--- Available data ---
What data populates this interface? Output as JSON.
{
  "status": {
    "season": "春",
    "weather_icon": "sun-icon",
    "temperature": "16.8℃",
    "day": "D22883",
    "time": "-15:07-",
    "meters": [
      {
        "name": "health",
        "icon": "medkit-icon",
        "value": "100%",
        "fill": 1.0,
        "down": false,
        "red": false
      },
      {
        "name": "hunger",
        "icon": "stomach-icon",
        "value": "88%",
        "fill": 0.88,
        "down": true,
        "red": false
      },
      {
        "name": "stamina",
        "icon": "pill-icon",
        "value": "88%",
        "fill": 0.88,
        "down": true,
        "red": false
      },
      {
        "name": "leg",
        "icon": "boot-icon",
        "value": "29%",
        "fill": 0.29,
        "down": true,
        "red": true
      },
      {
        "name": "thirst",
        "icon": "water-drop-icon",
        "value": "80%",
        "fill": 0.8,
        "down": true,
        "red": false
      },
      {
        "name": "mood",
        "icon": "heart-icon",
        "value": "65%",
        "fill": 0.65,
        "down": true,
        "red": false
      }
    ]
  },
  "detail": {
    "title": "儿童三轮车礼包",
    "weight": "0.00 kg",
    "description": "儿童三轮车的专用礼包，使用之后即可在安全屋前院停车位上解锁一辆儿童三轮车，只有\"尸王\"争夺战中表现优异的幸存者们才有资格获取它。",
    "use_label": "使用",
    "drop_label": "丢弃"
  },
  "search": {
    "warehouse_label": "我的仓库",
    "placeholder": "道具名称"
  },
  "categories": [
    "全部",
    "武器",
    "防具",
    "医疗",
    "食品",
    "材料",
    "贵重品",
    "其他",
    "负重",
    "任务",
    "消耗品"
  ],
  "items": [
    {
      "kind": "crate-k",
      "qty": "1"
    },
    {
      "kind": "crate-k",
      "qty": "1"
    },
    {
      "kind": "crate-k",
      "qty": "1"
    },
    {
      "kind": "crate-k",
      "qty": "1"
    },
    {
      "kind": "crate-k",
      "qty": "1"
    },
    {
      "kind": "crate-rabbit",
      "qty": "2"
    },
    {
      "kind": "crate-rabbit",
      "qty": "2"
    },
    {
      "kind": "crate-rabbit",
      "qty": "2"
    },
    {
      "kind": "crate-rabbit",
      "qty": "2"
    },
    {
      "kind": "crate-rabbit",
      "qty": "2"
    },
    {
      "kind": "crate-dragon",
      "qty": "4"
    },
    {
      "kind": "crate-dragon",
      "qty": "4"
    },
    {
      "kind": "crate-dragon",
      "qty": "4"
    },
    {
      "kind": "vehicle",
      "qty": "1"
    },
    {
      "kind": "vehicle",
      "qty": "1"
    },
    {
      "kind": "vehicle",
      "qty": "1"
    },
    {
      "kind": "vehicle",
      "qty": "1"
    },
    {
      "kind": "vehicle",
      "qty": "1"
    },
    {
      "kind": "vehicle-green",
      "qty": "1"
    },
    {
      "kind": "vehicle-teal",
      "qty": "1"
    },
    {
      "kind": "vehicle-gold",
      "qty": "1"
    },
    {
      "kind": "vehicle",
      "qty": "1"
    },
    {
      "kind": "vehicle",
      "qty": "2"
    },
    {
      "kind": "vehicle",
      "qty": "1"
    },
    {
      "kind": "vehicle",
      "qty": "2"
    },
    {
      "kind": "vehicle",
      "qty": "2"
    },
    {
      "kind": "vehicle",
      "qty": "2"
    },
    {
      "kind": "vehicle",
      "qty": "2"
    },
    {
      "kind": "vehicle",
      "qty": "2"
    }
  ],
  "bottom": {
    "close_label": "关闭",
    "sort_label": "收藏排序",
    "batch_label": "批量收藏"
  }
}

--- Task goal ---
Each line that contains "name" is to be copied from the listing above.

--- Answer to this problem ---
        "name": "health",
        "name": "hunger",
        "name": "stamina",
        "name": "leg",
        "name": "thirst",
        "name": "mood",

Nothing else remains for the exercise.